§ WHAT YOU NEED TO DO
Pull out all lines from the listing below in which the word "Propedeutico" appears.

☆ ☆ ☆ ☆

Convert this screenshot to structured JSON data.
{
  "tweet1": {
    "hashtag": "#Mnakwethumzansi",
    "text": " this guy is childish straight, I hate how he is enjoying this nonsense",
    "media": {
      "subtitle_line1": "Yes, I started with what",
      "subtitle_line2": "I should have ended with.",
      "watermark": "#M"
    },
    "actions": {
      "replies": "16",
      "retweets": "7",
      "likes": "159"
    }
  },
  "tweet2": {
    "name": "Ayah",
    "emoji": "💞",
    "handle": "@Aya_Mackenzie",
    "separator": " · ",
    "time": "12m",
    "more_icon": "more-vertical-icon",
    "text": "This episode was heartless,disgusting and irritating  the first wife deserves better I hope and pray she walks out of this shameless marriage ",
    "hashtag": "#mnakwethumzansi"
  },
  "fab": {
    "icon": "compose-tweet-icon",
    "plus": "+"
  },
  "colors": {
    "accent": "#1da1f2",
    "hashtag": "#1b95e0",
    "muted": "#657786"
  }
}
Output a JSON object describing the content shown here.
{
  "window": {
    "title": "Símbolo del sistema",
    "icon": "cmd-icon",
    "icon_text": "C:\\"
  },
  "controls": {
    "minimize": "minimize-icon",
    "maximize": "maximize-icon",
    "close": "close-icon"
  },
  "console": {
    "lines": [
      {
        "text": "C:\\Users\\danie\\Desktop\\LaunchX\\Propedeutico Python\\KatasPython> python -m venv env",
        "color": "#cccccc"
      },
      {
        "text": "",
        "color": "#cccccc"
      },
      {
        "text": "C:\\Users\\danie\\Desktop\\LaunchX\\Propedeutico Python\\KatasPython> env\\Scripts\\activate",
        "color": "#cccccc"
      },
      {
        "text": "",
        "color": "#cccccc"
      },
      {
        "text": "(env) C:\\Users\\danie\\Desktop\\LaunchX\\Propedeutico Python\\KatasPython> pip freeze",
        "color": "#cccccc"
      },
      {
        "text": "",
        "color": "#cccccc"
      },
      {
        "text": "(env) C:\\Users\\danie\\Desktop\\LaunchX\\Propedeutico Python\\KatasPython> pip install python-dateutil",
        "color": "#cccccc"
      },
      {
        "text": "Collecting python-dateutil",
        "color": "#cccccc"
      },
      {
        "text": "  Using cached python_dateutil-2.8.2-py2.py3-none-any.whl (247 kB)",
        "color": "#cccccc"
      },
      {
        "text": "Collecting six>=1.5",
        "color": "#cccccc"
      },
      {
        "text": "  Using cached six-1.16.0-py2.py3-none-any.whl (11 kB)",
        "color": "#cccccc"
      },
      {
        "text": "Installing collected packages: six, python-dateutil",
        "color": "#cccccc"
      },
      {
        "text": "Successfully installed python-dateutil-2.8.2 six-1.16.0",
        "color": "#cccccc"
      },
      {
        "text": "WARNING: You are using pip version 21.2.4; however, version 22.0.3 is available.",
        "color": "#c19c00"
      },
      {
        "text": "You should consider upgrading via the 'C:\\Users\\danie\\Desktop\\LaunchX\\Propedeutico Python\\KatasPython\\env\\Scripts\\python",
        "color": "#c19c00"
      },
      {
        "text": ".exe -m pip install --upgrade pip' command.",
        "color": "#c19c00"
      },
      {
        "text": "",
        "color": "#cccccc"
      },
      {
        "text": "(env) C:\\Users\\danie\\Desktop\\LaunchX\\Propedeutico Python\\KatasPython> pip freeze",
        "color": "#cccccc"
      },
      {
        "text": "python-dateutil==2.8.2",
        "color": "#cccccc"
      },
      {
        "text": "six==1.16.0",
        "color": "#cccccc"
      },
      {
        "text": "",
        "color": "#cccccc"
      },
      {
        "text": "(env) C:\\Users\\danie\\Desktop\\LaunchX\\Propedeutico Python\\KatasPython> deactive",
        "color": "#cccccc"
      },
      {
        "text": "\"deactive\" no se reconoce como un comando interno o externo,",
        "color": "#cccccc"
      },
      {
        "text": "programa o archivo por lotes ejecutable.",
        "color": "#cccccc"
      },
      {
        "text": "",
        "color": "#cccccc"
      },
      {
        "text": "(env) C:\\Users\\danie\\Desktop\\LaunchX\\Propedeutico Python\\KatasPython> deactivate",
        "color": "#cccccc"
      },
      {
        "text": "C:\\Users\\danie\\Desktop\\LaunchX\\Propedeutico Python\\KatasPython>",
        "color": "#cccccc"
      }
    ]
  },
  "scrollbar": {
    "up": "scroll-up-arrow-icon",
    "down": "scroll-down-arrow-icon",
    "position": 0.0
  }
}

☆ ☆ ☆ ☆

§ RESPONSE TO THE EXERCISE
        "text": "C:\\Users\\danie\\Desktop\\LaunchX\\Propedeutico Python\\KatasPython> python -m venv env",
        "text": "C:\\Users\\danie\\Desktop\\LaunchX\\Propedeutico Python\\KatasPython> env\\Scripts\\activate",
        "text": "(env) C:\\Users\\danie\\Desktop\\LaunchX\\Propedeutico Python\\KatasPython> pip freeze",
        "text": "(env) C:\\Users\\danie\\Desktop\\LaunchX\\Propedeutico Python\\KatasPython> pip install python-dateutil",
        "text": "You should consider upgrading via the 'C:\\Users\\danie\\Desktop\\LaunchX\\Propedeutico Python\\KatasPython\\env\\Scripts\\python",
        "text": "(env) C:\\Users\\danie\\Desktop\\LaunchX\\Propedeutico Python\\KatasPython> pip freeze",
        "text": "(env) C:\\Users\\danie\\Desktop\\LaunchX\\Propedeutico Python\\KatasPython> deactive",
        "text": "(env) C:\\Users\\danie\\Desktop\\LaunchX\\Propedeutico Python\\KatasPython> deactivate",
        "text": "C:\\Users\\danie\\Desktop\\LaunchX\\Propedeutico Python\\KatasPython>",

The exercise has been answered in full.